Australia’s punitive asylum seeker polices set for more scrutiny at UN

Australia’s unlawful and increasingly harsh and punitive treatment of asylum seekers arriving by boat will once again be brought the attention of the world’s peak human rights body this evening when the Human Rights Law Centre addresses the UN’s Human Rights Council in Geneva.

The HRLC’s Directory of Advocacy and Research, Emily Howie, is calling on the Human Rights Council and member States to remind Australia that refugee protection is a global challenge.

“Rather than complying with its international obligations, Australia is setting an alarming global precedent that must be condemned.
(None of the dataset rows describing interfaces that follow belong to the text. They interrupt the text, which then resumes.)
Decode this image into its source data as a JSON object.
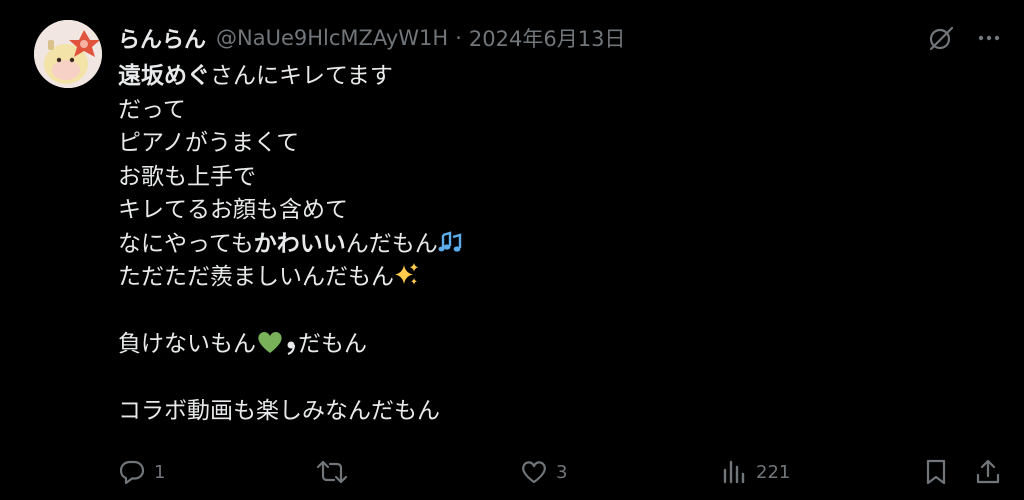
{
  "author": {
    "display_name": "らんらん",
    "handle": "@NaUe9HlcMZAyW1H",
    "separator": "·",
    "date": "2024年6月13日"
  },
  "tweet": {
    "line1_bold": "遠坂めぐ",
    "line1_rest": "さんにキレてます",
    "line2": "だって",
    "line3": "ピアノがうまくて",
    "line4": "お歌も上手で",
    "line5": "キレてるお顔も含めて",
    "line6_pre": "なにやっても",
    "line6_bold": "かわいい",
    "line6_post": "んだもん",
    "line7": "ただただ羨ましいんだもん",
    "line8_pre": "負けないもん",
    "line8_post": "だもん",
    "line9": "コラボ動画も楽しみなんだもん"
  },
  "stats": {
    "replies": "1",
    "retweets": "",
    "likes": "3",
    "views": "221"
  },
  "icons": {
    "more": "more-icon",
    "grok": "grok-icon",
    "reply": "reply-icon",
    "retweet": "retweet-icon",
    "like": "heart-icon",
    "views": "views-icon",
    "bookmark": "bookmark-icon",
    "share": "share-icon"
  },
  "colors": {
    "background": "#000000",
    "text": "#e7e9ea",
    "muted": "#71767b",
    "green_heart": "#78b159",
    "sparkle": "#ffcc4d",
    "notes": "#5dadec"
  }
}
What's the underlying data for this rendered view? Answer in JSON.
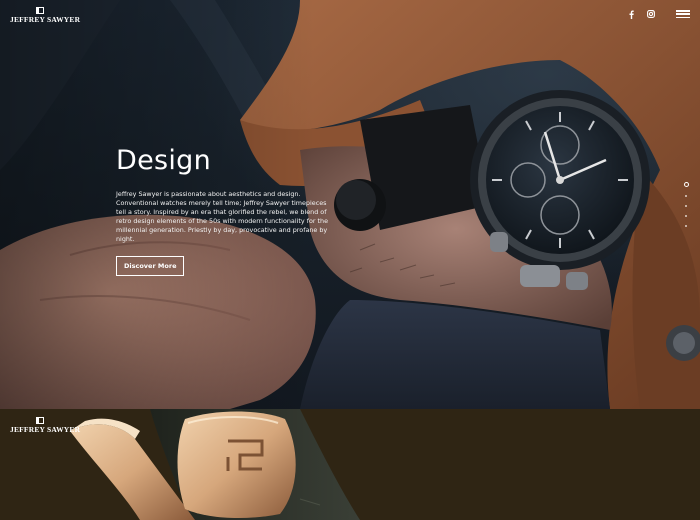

Australia should be sharing, not shifting, its responsibility for providing protection to those who need it,” said Ms Howie.

It has been three years since Australia’s human rights record was assessed at the UN during the ‘Universal Periodic Review’ and Ms Howie will use her speech tonight to update the Human Rights Council on the resurrection of the so called ‘Pacific Solution’.

“The camps hold over 2000 asylum seekers, but very few protection claims have been processed and arrangements are not yet in place for the resettlement of those found to be refugees. The UNHCR has said the conditions in the Manus detention centre fall well short of international human rights standards,” said Ms Howie.

In addition to mistreating those who arrive, Australia is now actively preventing others from coming.

“The Australian Navy is intercepting boats on the high seas and towing them back towards Indonesia, which is not a signatory to the Refugee Convention. This callous and isolationist approach does not offer any solutions, it simply pushes responsibility onto our neighbours,” said Ms Howie.

As documented in the HRLC’s recent report, Cant flee, Cant stay, Australia has also pursued a dangerously close relationship with the Sri Lankan military in order to help prevent would be asylum-seekers from escaping persecution.

“Despite the real risk of directly or indirectly returning people to face torture and ill treatment, Australia does not adequately monitor the safety of the Sri Lankans it sends back,” said Ms Howie.

Australia is campaigning to become a member of the Human Rights Council in 2018 and Ms Howie said Australia must lift its game if it wants to be taken seriously.

“It’s extremely difficult for Australia to be an effective advocate on the world stage if its own human rights track record is increasingly tarnished by a willingness to violate human rights for domestic political gain,” said Ms Howie.

Ms Howie said policies that seek to provide safe alternative pathways to protection need to be prioritised.

The HRLC statement to the Human Rights Council can be found here.


For media inquiries contact Emily Howie in Geneva on +61 421 370 997 or or the HRLC’s Director of Communications, Tom Clarke, in Melbourne via or on 0422 545 763